- [Task goal] Exactly as they stand, the data below are to be printed again.

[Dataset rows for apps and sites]
- Opening Delimiter -
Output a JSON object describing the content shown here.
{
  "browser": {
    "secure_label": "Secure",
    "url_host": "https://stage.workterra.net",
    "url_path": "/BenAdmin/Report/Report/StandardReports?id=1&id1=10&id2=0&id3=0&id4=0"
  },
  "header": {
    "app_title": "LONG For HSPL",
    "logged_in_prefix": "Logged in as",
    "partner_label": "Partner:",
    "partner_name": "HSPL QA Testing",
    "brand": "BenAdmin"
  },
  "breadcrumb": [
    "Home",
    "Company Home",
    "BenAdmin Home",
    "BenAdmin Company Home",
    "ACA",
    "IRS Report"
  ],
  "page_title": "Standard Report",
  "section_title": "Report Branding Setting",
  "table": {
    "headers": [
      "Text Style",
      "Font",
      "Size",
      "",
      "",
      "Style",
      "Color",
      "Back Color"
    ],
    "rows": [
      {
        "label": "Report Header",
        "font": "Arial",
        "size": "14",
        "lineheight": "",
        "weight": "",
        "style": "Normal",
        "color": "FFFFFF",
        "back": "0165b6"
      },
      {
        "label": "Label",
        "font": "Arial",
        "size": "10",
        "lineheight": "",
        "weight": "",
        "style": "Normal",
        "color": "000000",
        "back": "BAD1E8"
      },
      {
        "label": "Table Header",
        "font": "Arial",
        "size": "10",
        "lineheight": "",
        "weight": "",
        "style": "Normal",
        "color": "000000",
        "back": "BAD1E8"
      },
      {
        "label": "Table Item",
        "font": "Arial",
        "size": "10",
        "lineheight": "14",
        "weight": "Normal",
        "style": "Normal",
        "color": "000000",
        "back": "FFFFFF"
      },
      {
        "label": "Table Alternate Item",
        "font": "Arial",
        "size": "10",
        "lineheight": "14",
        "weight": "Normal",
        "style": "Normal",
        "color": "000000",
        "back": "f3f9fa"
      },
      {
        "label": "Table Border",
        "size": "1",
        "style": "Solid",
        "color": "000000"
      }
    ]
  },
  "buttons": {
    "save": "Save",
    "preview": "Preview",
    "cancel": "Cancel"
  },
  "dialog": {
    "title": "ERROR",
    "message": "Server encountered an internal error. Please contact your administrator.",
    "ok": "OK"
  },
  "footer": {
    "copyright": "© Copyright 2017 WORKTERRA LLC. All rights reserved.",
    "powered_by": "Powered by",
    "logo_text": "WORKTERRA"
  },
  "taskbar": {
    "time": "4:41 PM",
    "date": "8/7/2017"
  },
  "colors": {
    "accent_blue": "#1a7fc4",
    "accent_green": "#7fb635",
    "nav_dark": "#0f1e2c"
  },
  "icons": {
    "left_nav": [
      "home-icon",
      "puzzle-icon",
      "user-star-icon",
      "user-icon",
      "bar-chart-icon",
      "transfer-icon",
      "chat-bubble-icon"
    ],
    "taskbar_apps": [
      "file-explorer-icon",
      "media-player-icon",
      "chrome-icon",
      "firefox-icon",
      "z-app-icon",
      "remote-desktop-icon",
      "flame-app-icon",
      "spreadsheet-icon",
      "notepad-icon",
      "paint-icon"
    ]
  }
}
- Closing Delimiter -
- [Response]
Output a JSON object describing the content shown here.
{
  "browser": {
    "secure_label": "Secure",
    "url_host": "https://stage.workterra.net",
    "url_path": "/BenAdmin/Report/Report/StandardReports?id=1&id1=10&id2=0&id3=0&id4=0"
  },
  "header": {
    "app_title": "LONG For HSPL",
    "logged_in_prefix": "Logged in as",
    "partner_label": "Partner:",
    "partner_name": "HSPL QA Testing",
    "brand": "BenAdmin"
  },
  "breadcrumb": [
    "Home",
    "Company Home",
    "BenAdmin Home",
    "BenAdmin Company Home",
    "ACA",
    "IRS Report"
  ],
  "page_title": "Standard Report",
  "section_title": "Report Branding Setting",
  "table": {
    "headers": [
      "Text Style",
      "Font",
      "Size",
      "",
      "",
      "Style",
      "Color",
      "Back Color"
    ],
    "rows": [
      {
        "label": "Report Header",
        "font": "Arial",
        "size": "14",
        "lineheight": "",
        "weight": "",
        "style": "Normal",
        "color": "FFFFFF",
        "back": "0165b6"
      },
      {
        "label": "Label",
        "font": "Arial",
        "size": "10",
        "lineheight": "",
        "weight": "",
        "style": "Normal",
        "color": "000000",
        "back": "BAD1E8"
      },
      {
        "label": "Table Header",
        "font": "Arial",
        "size": "10",
        "lineheight": "",
        "weight": "",
        "style": "Normal",
        "color": "000000",
        "back": "BAD1E8"
      },
      {
        "label": "Table Item",
        "font": "Arial",
        "size": "10",
        "lineheight": "14",
        "weight": "Normal",
        "style": "Normal",
        "color": "000000",
        "back": "FFFFFF"
      },
      {
        "label": "Table Alternate Item",
        "font": "Arial",
        "size": "10",
        "lineheight": "14",
        "weight": "Normal",
        "style": "Normal",
        "color": "000000",
        "back": "f3f9fa"
      },
      {
        "label": "Table Border",
        "size": "1",
        "style": "Solid",
        "color": "000000"
      }
    ]
  },
  "buttons": {
    "save": "Save",
    "preview": "Preview",
    "cancel": "Cancel"
  },
  "dialog": {
    "title": "ERROR",
    "message": "Server encountered an internal error. Please contact your administrator.",
    "ok": "OK"
  },
  "footer": {
    "copyright": "© Copyright 2017 WORKTERRA LLC. All rights reserved.",
    "powered_by": "Powered by",
    "logo_text": "WORKTERRA"
  },
  "taskbar": {
    "time": "4:41 PM",
    "date": "8/7/2017"
  },
  "colors": {
    "accent_blue": "#1a7fc4",
    "accent_green": "#7fb635",
    "nav_dark": "#0f1e2c"
  },
  "icons": {
    "left_nav": [
      "home-icon",
      "puzzle-icon",
      "user-star-icon",
      "user-icon",
      "bar-chart-icon",
      "transfer-icon",
      "chat-bubble-icon"
    ],
    "taskbar_apps": [
      "file-explorer-icon",
      "media-player-icon",
      "chrome-icon",
      "firefox-icon",
      "z-app-icon",
      "remote-desktop-icon",
      "flame-app-icon",
      "spreadsheet-icon",
      "notepad-icon",
      "paint-icon"
    ]
  }
}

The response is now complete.